Special interrogatories perform an important function in comparative negligence actions, since it is vital for the court to inquire by way of special findings whether the negligence of either party or both was the proximate cause of plaintiff’s claimed damages. Special verdicts or jury interrogatories are required in comparative negligence cases by N.M. Supreme Court Order No. 8000, Misc. (March 30, 1981).
In this case, the jury found that Mr. Hunt was not negligent. Once the jury determined that Mr. Hunt’s actions were not the proximate cause of the plaintiffs’ injuries, then there was no need for the jury to reach the question of Mr. Harrison’s negligence. Although it may not have been clear to the jury whether it should answer the third interrogatory, due to the wording in instruction No. 37 and the special interrogatories, it was not confused about its decision that Mr. Hunt was not negligent. That decision was determinative.
The plaintiffs concurred in instruction No. 37 and on the submission of the Special Interrogatories to the jury. They did not object before the instructions were read to the jury and before the jury retired to deliberate. The law in New Mexico is very clear as to the rights and duties of litigants *252in a jury case. Objections must be made to instructions prior to the retirement of the jury. The reason for such requirement was discussed by our Supreme Court in Mitchell v. Allison, 54 N.M. 56, 213 P.2d 231 (1949), therein the court stated:
Unless the trial court’s attention is called in some manner to the fact that it is committing error, and given an opportunity to correct it, cases will not be reversed because of errors which could and would have been corrected in the trial court, if they had been called to its attention. In the hurry of trial work such errors are common, and one who is not satisfied with a ruling of the trial court should call to its attention the fact that it may be committing error, thus giving an opportunity to correct the ruling, if, in the light of the objection or exception, it should conclude that such ruling was error.

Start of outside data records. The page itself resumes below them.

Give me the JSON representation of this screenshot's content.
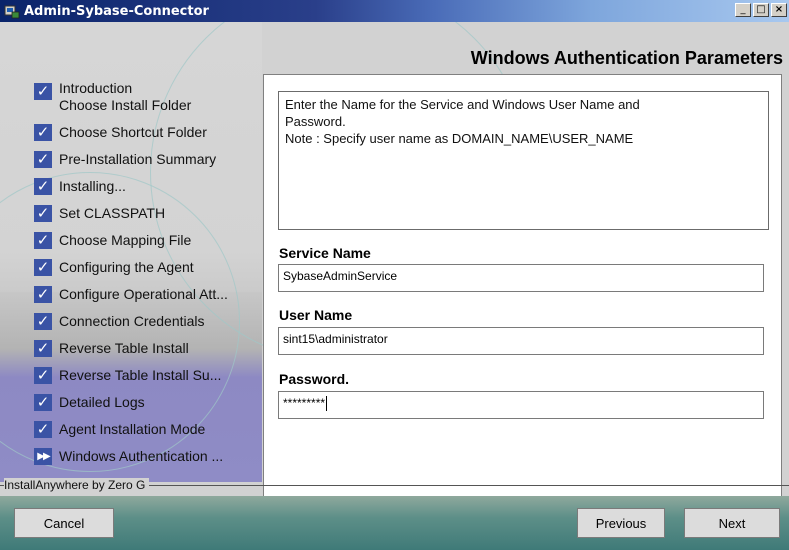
{
  "window": {
    "title": "Admin-Sybase-Connector",
    "minimize": "_",
    "maximize": "□",
    "close": "×"
  },
  "header": {
    "title": "Windows Authentication Parameters"
  },
  "steps": [
    {
      "label": "Introduction",
      "status": "done"
    },
    {
      "label": "Choose Install Folder",
      "status": "done"
    },
    {
      "label": "Choose Shortcut Folder",
      "status": "done"
    },
    {
      "label": "Pre-Installation Summary",
      "status": "done"
    },
    {
      "label": "Installing...",
      "status": "done"
    },
    {
      "label": "Set CLASSPATH",
      "status": "done"
    },
    {
      "label": "Choose Mapping File",
      "status": "done"
    },
    {
      "label": "Configuring the Agent",
      "status": "done"
    },
    {
      "label": "Configure Operational Att...",
      "status": "done"
    },
    {
      "label": "Connection Credentials",
      "status": "done"
    },
    {
      "label": "Reverse Table Install",
      "status": "done"
    },
    {
      "label": "Reverse Table Install Su...",
      "status": "done"
    },
    {
      "label": "Detailed Logs",
      "status": "done"
    },
    {
      "label": "Agent Installation Mode",
      "status": "done"
    },
    {
      "label": "Windows Authentication ...",
      "status": "current"
    }
  ],
  "icons": {
    "done": "✓",
    "current": "▶▶"
  },
  "description": {
    "line1": "Enter the Name for the Service and Windows User Name and",
    "line2": "Password.",
    "line3": "Note : Specify user name as  DOMAIN_NAME\\USER_NAME"
  },
  "form": {
    "service_label": "Service Name",
    "service_value": "SybaseAdminService",
    "user_label": "User Name",
    "user_value": "sint15\\administrator",
    "password_label": "Password.",
    "password_value": "*********"
  },
  "footer": {
    "brand": "InstallAnywhere by Zero G",
    "cancel": "Cancel",
    "previous": "Previous",
    "next": "Next"
  }
}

If Instruction No. 37 and the Special Interrogatories were not proper, plaintiffs participated in the submission of these matters to the jury, and they cannot now seek to have the verdict set aside by way of a motion for a new trial or on appeal. The law is very clear that a litigant in a jury trial may not participate in the submission of an improper verdict or other improper matters and then seek.to have the verdict set aside because it may turn out to be unfavorable. See Panhandle Irrigation, Inc. v. Bates, 78 N.M. 706, 437 P.2d 705 (1968); Scott v. Brown, 76 N.M. 501, 416 P.2d 516 (1966); Holloway v. Evans, 55 N.M. 601, 238 P.2d 457 (1951). Objections must be made prior to the retirement of the jury. City of Albuquerque v. Ackerman, 82 N.M. 360, 482 P.2d 63 (1971); Brown v. Village of Deming, 56 N.M. 302, 243 P.2d 609 (1952); Valencia v. Beaman, 85 N.M. 82, 509 P.2d 274 (Ct.App.1973). We conclude that there is no reversible error based on this point.
For reasons discussed above, the judgment of the trial court is affirmed. Appellate costs are to be paid by the plaintiffs.
IT IS SO ORDERED.
SUTIN and DONNELLY, JJ., concur.